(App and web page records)
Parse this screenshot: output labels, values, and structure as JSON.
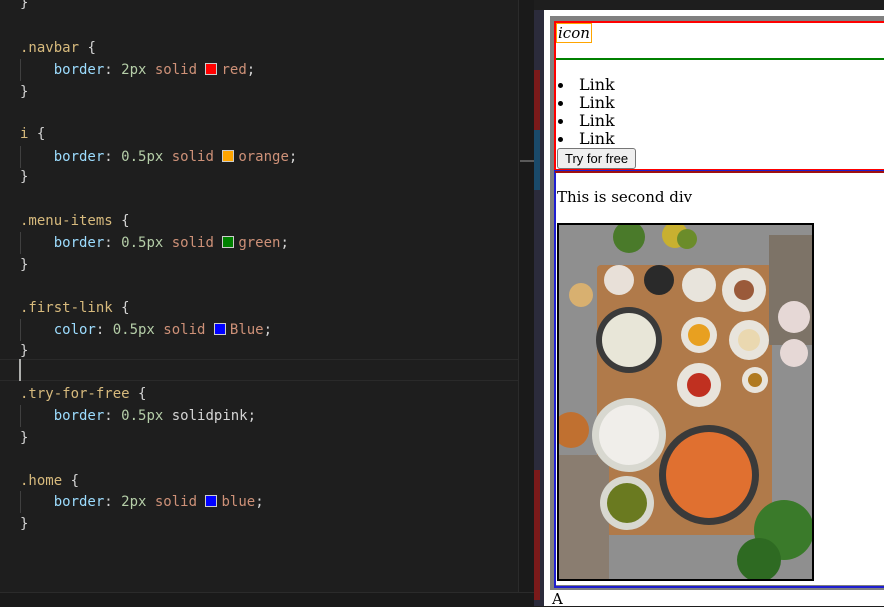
{
  "editor": {
    "lines": [
      {
        "parts": [
          {
            "t": "}",
            "c": "punc"
          }
        ]
      },
      {
        "parts": []
      },
      {
        "parts": [
          {
            "t": ".navbar",
            "c": "sel"
          },
          {
            "t": " {",
            "c": "punc"
          }
        ]
      },
      {
        "parts": [
          {
            "t": "    border",
            "c": "prop"
          },
          {
            "t": ": ",
            "c": "punc"
          },
          {
            "t": "2px",
            "c": "num"
          },
          {
            "t": " solid ",
            "c": "val"
          },
          {
            "swatch": "#ff0000"
          },
          {
            "t": "red",
            "c": "val"
          },
          {
            "t": ";",
            "c": "punc"
          }
        ]
      },
      {
        "parts": [
          {
            "t": "}",
            "c": "punc"
          }
        ]
      },
      {
        "parts": []
      },
      {
        "parts": [
          {
            "t": "i",
            "c": "sel"
          },
          {
            "t": " {",
            "c": "punc"
          }
        ]
      },
      {
        "parts": [
          {
            "t": "    border",
            "c": "prop"
          },
          {
            "t": ": ",
            "c": "punc"
          },
          {
            "t": "0.5px",
            "c": "num"
          },
          {
            "t": " solid ",
            "c": "val"
          },
          {
            "swatch": "#ffa500"
          },
          {
            "t": "orange",
            "c": "val"
          },
          {
            "t": ";",
            "c": "punc"
          }
        ]
      },
      {
        "parts": [
          {
            "t": "}",
            "c": "punc"
          }
        ]
      },
      {
        "parts": []
      },
      {
        "parts": [
          {
            "t": ".menu-items",
            "c": "sel"
          },
          {
            "t": " {",
            "c": "punc"
          }
        ]
      },
      {
        "parts": [
          {
            "t": "    border",
            "c": "prop"
          },
          {
            "t": ": ",
            "c": "punc"
          },
          {
            "t": "0.5px",
            "c": "num"
          },
          {
            "t": " solid ",
            "c": "val"
          },
          {
            "swatch": "#008000"
          },
          {
            "t": "green",
            "c": "val"
          },
          {
            "t": ";",
            "c": "punc"
          }
        ]
      },
      {
        "parts": [
          {
            "t": "}",
            "c": "punc"
          }
        ]
      },
      {
        "parts": []
      },
      {
        "parts": [
          {
            "t": ".first-link",
            "c": "sel"
          },
          {
            "t": " {",
            "c": "punc"
          }
        ]
      },
      {
        "parts": [
          {
            "t": "    color",
            "c": "prop"
          },
          {
            "t": ": ",
            "c": "punc"
          },
          {
            "t": "0.5px",
            "c": "num"
          },
          {
            "t": " solid ",
            "c": "val"
          },
          {
            "swatch": "#0000ff"
          },
          {
            "t": "Blue",
            "c": "val"
          },
          {
            "t": ";",
            "c": "punc"
          }
        ]
      },
      {
        "parts": [
          {
            "t": "}",
            "c": "punc"
          }
        ]
      },
      {
        "parts": []
      },
      {
        "parts": [
          {
            "t": ".try-for-free",
            "c": "sel"
          },
          {
            "t": " {",
            "c": "punc"
          }
        ]
      },
      {
        "parts": [
          {
            "t": "    border",
            "c": "prop"
          },
          {
            "t": ": ",
            "c": "punc"
          },
          {
            "t": "0.5px",
            "c": "num"
          },
          {
            "t": " solidpink",
            "c": "punc"
          },
          {
            "t": ";",
            "c": "punc"
          }
        ]
      },
      {
        "parts": [
          {
            "t": "}",
            "c": "punc"
          }
        ]
      },
      {
        "parts": []
      },
      {
        "parts": [
          {
            "t": ".home",
            "c": "sel"
          },
          {
            "t": " {",
            "c": "punc"
          }
        ]
      },
      {
        "parts": [
          {
            "t": "    border",
            "c": "prop"
          },
          {
            "t": ": ",
            "c": "punc"
          },
          {
            "t": "2px",
            "c": "num"
          },
          {
            "t": " solid ",
            "c": "val"
          },
          {
            "swatch": "#0000ff"
          },
          {
            "t": "blue",
            "c": "val"
          },
          {
            "t": ";",
            "c": "punc"
          }
        ]
      },
      {
        "parts": [
          {
            "t": "}",
            "c": "punc"
          }
        ]
      }
    ]
  },
  "preview": {
    "icon_text": "icon",
    "menu_items": [
      "Link",
      "Link",
      "Link",
      "Link"
    ],
    "button_label": "Try for free",
    "second_div_text": "This is second div",
    "image_alt": "food-ingredients-photo",
    "bottom_text": "A"
  }
}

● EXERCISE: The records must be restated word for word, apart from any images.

● REPLY TO THE TASK:
Parse this screenshot: output labels, values, and structure as JSON.
{
  "editor": {
    "lines": [
      {
        "parts": [
          {
            "t": "}",
            "c": "punc"
          }
        ]
      },
      {
        "parts": []
      },
      {
        "parts": [
          {
            "t": ".navbar",
            "c": "sel"
          },
          {
            "t": " {",
            "c": "punc"
          }
        ]
      },
      {
        "parts": [
          {
            "t": "    border",
            "c": "prop"
          },
          {
            "t": ": ",
            "c": "punc"
          },
          {
            "t": "2px",
            "c": "num"
          },
          {
            "t": " solid ",
            "c": "val"
          },
          {
            "swatch": "#ff0000"
          },
          {
            "t": "red",
            "c": "val"
          },
          {
            "t": ";",
            "c": "punc"
          }
        ]
      },
      {
        "parts": [
          {
            "t": "}",
            "c": "punc"
          }
        ]
      },
      {
        "parts": []
      },
      {
        "parts": [
          {
            "t": "i",
            "c": "sel"
          },
          {
            "t": " {",
            "c": "punc"
          }
        ]
      },
      {
        "parts": [
          {
            "t": "    border",
            "c": "prop"
          },
          {
            "t": ": ",
            "c": "punc"
          },
          {
            "t": "0.5px",
            "c": "num"
          },
          {
            "t": " solid ",
            "c": "val"
          },
          {
            "swatch": "#ffa500"
          },
          {
            "t": "orange",
            "c": "val"
          },
          {
            "t": ";",
            "c": "punc"
          }
        ]
      },
      {
        "parts": [
          {
            "t": "}",
            "c": "punc"
          }
        ]
      },
      {
        "parts": []
      },
      {
        "parts": [
          {
            "t": ".menu-items",
            "c": "sel"
          },
          {
            "t": " {",
            "c": "punc"
          }
        ]
      },
      {
        "parts": [
          {
            "t": "    border",
            "c": "prop"
          },
          {
            "t": ": ",
            "c": "punc"
          },
          {
            "t": "0.5px",
            "c": "num"
          },
          {
            "t": " solid ",
            "c": "val"
          },
          {
            "swatch": "#008000"
          },
          {
            "t": "green",
            "c": "val"
          },
          {
            "t": ";",
            "c": "punc"
          }
        ]
      },
      {
        "parts": [
          {
            "t": "}",
            "c": "punc"
          }
        ]
      },
      {
        "parts": []
      },
      {
        "parts": [
          {
            "t": ".first-link",
            "c": "sel"
          },
          {
            "t": " {",
            "c": "punc"
          }
        ]
      },
      {
        "parts": [
          {
            "t": "    color",
            "c": "prop"
          },
          {
            "t": ": ",
            "c": "punc"
          },
          {
            "t": "0.5px",
            "c": "num"
          },
          {
            "t": " solid ",
            "c": "val"
          },
          {
            "swatch": "#0000ff"
          },
          {
            "t": "Blue",
            "c": "val"
          },
          {
            "t": ";",
            "c": "punc"
          }
        ]
      },
      {
        "parts": [
          {
            "t": "}",
            "c": "punc"
          }
        ]
      },
      {
        "parts": []
      },
      {
        "parts": [
          {
            "t": ".try-for-free",
            "c": "sel"
          },
          {
            "t": " {",
            "c": "punc"
          }
        ]
      },
      {
        "parts": [
          {
            "t": "    border",
            "c": "prop"
          },
          {
            "t": ": ",
            "c": "punc"
          },
          {
            "t": "0.5px",
            "c": "num"
          },
          {
            "t": " solidpink",
            "c": "punc"
          },
          {
            "t": ";",
            "c": "punc"
          }
        ]
      },
      {
        "parts": [
          {
            "t": "}",
            "c": "punc"
          }
        ]
      },
      {
        "parts": []
      },
      {
        "parts": [
          {
            "t": ".home",
            "c": "sel"
          },
          {
            "t": " {",
            "c": "punc"
          }
        ]
      },
      {
        "parts": [
          {
            "t": "    border",
            "c": "prop"
          },
          {
            "t": ": ",
            "c": "punc"
          },
          {
            "t": "2px",
            "c": "num"
          },
          {
            "t": " solid ",
            "c": "val"
          },
          {
            "swatch": "#0000ff"
          },
          {
            "t": "blue",
            "c": "val"
          },
          {
            "t": ";",
            "c": "punc"
          }
        ]
      },
      {
        "parts": [
          {
            "t": "}",
            "c": "punc"
          }
        ]
      }
    ]
  },
  "preview": {
    "icon_text": "icon",
    "menu_items": [
      "Link",
      "Link",
      "Link",
      "Link"
    ],
    "button_label": "Try for free",
    "second_div_text": "This is second div",
    "image_alt": "food-ingredients-photo",
    "bottom_text": "A"
  }
}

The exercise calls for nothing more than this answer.